Friday, June 19, 2009


I just happened to read two books since Tuesday that both deal with immigration. Tropical Secrets: Holocaust Refugees in Cuba by Margarita Engle is a novel written in verse about Daniel, who has escaped Nazi Germany, ending up in Cuba, after New York turns his ship away. He is alone, not yet an adult, without his parents who saved to buy him his ticket to leave the country. While this story is told mostly from Daniel's perspective, Paloma, a Cuban girl also narrates for a time. She tries to help the refugees despite her father's interest only in how much money the refugees will make for him because he charges them money to enter his country. David, an older man also narrates about his own arrival in Cuba many years ago. While Daniel can hardly fathom living his entire life in Cuba, David does show him his eventual acceptance of Cuba as his home.

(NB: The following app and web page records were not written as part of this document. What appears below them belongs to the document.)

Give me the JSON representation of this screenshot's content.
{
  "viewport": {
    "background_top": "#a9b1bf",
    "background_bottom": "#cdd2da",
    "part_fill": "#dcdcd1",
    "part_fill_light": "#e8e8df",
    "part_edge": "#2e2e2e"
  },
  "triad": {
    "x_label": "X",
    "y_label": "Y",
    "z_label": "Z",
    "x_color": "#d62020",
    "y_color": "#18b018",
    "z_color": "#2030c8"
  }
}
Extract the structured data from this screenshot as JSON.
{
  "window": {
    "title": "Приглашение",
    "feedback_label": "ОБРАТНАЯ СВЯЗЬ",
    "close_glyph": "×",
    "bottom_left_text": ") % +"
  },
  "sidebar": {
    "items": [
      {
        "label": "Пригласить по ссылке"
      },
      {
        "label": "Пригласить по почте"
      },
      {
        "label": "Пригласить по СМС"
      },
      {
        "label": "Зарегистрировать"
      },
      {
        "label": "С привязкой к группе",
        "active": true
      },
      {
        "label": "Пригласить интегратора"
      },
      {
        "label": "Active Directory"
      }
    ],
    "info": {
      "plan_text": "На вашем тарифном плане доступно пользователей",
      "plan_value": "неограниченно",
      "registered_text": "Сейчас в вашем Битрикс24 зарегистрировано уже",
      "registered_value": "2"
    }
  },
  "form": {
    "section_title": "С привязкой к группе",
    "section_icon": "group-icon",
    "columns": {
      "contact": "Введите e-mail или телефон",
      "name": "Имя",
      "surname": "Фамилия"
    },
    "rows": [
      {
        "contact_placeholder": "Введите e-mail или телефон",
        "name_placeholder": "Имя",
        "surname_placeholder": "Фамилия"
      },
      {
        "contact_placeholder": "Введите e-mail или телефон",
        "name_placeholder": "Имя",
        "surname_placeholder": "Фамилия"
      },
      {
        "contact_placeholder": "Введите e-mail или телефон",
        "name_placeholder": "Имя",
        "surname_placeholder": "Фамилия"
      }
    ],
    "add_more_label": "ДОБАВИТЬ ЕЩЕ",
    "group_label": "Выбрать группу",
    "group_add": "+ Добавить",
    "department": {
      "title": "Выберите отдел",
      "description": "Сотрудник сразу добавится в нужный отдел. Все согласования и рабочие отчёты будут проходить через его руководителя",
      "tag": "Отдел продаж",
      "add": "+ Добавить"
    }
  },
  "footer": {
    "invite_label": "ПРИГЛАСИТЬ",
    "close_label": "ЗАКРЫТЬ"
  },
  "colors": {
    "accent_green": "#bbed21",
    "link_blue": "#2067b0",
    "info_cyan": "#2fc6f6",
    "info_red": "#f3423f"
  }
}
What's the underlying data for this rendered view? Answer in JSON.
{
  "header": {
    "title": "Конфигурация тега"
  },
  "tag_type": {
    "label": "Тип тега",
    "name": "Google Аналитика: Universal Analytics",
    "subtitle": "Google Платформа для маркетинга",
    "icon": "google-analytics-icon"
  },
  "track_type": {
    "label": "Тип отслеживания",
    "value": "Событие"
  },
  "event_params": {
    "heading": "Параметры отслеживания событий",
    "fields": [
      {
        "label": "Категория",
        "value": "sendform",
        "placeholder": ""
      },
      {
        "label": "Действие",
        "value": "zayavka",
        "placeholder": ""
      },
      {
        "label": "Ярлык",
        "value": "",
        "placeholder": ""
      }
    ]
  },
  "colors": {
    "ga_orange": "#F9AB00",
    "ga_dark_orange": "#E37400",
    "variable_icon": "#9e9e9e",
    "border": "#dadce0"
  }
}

I have read other reviews of this book, and all have been glowing. I enjoyed it as well, especially learning more about the European refugees that fled to Cuba, as I had never heard about that chapter in history. I think my students will especially like that it is written in verse - the text won't overwhelm them, yet they will have gained understanding of something that is not found in lower reading level books.
Denied, Detained, Deported: Stories from the Dark Side of American Immigration by Ann Bausum is a National Geographic book covering the topic of immigration. I enjoyed this nonfiction selection a great deal. This book includes an introduction and closing as well as a chapter on three different immigration issues in United States history. The first happened to be the European refugees fleeing Nazi Germany and featured one family in particular who was on a ship that the United States refused entry. This ship had also tried entering Cuba ony to have almost all of the refugees refused entry into that country as well. Considering I had never heard of European refugees fleeing to Cuba before Tuesday, it was especially noted. One chapter discusses Japanese immigration and how the bombing of Pearl Harbor and the subsequent deportation of Japanese Americans to camps occurred. The final chapter centers around the immigration of Mexican Americans and how this has changed over the course of years. A timeline is included in the back as are a resource guide and index. The black and white photographs are wonderful to look at and helped me connect a face with the story each chapter tells. This book will be a great resource in my elementary library for students interested in immigration. While the reading level will be too high for some of them, I could see them being very interested in the topic.

No comments: